What Are We Actually Protecting In The Ocean?

One of the great recent success stories in conservation is the rapid increase in the establishment of marine protected areas (MPAs). Since 2006, there has been a staggering growth of 10 million km2 of new MPAs globally, a nearly four-fold increase over the past decade. Yet there has been no baseline for measuring how well our marine species are represented in protected areas. Until now.

A new paper we have published in Nature’s Scientific Reports assesses the overlap of global MPAs with the ranges of 17,348 marine species (fishes, mammals, invertebrates). We have discovered some sobering results: most marine species are not well represented within MPAs and several hundred species are not covered at all.

As Paris Delegates Debate Emissions, Climate Adaptation Is Finding Solutions

While world leaders at the Conference of Parties (COP) meetings in Paris negotiate reductions of global carbon emissions, a number of organizations are already working to implement solutions to the problems those emissions create. Many conservation and development institutions are focused on applied solutions to both the current and future impacts of climate change.
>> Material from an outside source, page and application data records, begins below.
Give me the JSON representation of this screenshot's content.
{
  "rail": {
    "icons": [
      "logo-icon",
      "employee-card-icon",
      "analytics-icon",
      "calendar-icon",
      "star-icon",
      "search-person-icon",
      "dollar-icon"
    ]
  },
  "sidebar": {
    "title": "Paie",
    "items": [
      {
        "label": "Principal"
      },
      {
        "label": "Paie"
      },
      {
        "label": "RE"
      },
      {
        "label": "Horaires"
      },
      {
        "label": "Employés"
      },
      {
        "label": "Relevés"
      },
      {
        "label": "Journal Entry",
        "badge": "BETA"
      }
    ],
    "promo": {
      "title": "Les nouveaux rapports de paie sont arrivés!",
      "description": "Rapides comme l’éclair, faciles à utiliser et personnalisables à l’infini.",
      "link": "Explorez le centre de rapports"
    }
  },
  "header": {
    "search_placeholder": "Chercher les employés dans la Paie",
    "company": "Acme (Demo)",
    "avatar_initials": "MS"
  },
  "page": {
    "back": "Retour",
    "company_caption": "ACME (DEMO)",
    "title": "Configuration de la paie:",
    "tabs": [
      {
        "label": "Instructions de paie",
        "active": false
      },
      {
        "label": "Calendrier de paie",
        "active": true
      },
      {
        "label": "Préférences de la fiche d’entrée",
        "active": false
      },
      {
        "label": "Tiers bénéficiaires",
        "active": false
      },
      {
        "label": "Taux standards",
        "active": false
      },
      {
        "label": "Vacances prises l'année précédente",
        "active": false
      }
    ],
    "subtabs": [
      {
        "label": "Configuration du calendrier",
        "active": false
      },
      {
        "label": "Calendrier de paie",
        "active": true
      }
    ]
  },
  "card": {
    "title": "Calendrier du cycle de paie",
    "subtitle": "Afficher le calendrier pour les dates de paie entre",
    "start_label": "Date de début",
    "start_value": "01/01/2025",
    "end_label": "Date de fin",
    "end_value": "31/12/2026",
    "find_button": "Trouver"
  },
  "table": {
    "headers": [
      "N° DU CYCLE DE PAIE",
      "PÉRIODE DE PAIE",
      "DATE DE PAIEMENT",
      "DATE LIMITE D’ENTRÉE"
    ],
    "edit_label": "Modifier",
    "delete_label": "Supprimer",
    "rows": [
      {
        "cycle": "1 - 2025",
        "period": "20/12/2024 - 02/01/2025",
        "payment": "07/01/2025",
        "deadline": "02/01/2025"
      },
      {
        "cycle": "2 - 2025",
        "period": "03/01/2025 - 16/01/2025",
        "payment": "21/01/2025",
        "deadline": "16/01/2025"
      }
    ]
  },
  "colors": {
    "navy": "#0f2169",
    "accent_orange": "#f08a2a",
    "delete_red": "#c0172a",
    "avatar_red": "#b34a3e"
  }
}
Such efforts are helping wildlife and ecosystems adapt to changing climatic conditions.